• _What the task requires_:
Search for the word "Dunder" in the entries. Each line that holds it should be copied.

━━━━━━━━━━━━━━━━

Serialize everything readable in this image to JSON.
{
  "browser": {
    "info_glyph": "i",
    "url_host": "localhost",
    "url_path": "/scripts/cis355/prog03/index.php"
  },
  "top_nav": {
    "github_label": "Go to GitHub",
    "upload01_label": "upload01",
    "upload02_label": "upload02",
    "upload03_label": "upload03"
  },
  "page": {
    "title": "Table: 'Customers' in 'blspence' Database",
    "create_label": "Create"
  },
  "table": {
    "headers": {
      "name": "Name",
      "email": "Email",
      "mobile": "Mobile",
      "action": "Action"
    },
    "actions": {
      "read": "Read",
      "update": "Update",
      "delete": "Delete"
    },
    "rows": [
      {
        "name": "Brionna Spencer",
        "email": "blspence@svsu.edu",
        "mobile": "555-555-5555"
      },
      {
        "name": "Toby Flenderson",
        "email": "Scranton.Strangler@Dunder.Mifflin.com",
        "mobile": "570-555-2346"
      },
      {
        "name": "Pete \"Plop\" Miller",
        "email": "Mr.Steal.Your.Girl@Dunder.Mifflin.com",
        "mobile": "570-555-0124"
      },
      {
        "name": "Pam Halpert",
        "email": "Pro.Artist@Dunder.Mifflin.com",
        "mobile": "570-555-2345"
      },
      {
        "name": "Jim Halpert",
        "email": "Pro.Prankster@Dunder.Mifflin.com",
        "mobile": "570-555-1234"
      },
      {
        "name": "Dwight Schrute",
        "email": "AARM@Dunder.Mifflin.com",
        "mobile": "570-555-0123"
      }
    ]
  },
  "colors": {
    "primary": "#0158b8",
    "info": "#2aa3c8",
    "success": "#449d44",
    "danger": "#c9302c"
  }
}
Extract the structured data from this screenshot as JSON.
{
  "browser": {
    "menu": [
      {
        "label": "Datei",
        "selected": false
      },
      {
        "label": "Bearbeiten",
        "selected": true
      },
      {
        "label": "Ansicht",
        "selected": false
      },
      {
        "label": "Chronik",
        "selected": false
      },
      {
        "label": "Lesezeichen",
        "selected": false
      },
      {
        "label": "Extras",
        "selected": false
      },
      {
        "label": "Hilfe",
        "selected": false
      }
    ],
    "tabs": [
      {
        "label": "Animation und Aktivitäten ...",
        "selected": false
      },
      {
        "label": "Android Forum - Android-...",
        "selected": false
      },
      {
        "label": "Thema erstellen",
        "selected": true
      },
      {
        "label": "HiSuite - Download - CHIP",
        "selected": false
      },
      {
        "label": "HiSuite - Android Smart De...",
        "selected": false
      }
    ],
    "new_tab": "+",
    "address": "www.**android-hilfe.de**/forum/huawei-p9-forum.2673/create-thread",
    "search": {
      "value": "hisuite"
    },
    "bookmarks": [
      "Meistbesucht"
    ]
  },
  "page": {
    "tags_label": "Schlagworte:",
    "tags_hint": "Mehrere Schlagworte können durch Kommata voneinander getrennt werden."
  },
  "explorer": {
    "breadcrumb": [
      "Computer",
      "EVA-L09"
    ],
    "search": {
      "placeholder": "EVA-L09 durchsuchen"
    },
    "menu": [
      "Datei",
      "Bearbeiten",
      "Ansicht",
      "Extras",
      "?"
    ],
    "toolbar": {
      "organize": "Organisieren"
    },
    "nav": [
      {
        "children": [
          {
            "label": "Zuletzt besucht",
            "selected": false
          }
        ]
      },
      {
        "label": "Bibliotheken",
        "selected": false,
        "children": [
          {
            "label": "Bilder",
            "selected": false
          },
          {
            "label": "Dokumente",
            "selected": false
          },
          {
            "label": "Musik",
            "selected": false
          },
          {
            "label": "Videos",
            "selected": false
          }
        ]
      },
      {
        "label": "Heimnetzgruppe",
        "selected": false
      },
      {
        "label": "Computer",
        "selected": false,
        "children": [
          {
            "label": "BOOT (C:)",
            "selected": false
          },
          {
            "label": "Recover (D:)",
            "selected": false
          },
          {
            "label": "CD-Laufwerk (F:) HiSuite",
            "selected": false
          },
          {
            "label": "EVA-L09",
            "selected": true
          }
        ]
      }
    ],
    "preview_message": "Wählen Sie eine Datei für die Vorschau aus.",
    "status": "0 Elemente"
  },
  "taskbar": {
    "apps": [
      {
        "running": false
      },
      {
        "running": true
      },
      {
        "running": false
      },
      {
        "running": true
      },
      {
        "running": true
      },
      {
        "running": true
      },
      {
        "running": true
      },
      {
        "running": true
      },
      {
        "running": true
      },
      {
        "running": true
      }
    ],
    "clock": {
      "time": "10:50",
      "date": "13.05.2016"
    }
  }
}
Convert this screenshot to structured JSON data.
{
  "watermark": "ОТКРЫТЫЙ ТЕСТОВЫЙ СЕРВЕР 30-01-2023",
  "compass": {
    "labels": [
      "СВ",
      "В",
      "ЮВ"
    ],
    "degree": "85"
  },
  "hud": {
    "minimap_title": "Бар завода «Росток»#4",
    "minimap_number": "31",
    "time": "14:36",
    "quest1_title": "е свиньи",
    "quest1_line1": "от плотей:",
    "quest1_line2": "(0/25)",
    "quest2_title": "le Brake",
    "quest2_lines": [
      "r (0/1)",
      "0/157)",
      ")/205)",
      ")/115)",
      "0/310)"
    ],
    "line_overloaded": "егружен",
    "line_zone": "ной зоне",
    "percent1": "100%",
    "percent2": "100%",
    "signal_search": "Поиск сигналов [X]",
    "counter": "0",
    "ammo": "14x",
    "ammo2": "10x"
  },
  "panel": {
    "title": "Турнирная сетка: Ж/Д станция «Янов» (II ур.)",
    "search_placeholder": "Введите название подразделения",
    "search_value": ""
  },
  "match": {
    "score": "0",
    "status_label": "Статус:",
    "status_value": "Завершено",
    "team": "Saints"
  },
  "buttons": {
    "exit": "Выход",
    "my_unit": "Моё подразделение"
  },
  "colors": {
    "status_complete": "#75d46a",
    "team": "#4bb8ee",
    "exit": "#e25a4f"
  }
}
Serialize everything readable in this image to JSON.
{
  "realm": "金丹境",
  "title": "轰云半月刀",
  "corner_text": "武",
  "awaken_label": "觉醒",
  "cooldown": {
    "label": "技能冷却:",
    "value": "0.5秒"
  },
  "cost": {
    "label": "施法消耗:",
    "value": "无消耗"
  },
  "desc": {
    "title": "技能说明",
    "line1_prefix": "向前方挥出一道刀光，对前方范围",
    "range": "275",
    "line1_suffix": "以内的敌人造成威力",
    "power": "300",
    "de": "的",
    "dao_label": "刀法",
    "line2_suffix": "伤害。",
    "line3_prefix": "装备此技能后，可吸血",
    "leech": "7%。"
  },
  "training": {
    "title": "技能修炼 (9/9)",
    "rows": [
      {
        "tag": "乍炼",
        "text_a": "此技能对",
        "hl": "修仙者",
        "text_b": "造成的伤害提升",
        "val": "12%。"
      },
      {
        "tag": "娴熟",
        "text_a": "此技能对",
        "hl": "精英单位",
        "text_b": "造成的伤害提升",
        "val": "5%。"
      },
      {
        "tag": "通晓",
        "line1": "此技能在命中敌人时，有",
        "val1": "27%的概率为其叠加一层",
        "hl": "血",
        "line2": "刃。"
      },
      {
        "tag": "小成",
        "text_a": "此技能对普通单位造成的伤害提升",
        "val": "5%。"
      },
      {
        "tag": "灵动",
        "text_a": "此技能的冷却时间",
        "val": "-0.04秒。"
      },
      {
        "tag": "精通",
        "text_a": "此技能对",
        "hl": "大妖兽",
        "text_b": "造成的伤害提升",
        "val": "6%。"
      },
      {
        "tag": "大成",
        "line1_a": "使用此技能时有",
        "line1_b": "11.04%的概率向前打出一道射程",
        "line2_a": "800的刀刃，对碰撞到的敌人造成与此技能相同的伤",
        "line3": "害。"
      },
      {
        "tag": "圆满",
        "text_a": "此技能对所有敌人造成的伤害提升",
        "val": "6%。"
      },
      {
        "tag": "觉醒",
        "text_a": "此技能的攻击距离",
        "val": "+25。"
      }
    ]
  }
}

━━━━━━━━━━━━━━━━

• _Exercise result_:
        "email": "Scranton.Strangler@Dunder.Mifflin.com",
        "email": "Mr.Steal.Your.Girl@Dunder.Mifflin.com",
        "email": "Pro.Artist@Dunder.Mifflin.com",
        "email": "Pro.Prankster@Dunder.Mifflin.com",
        "email": "AARM@Dunder.Mifflin.com",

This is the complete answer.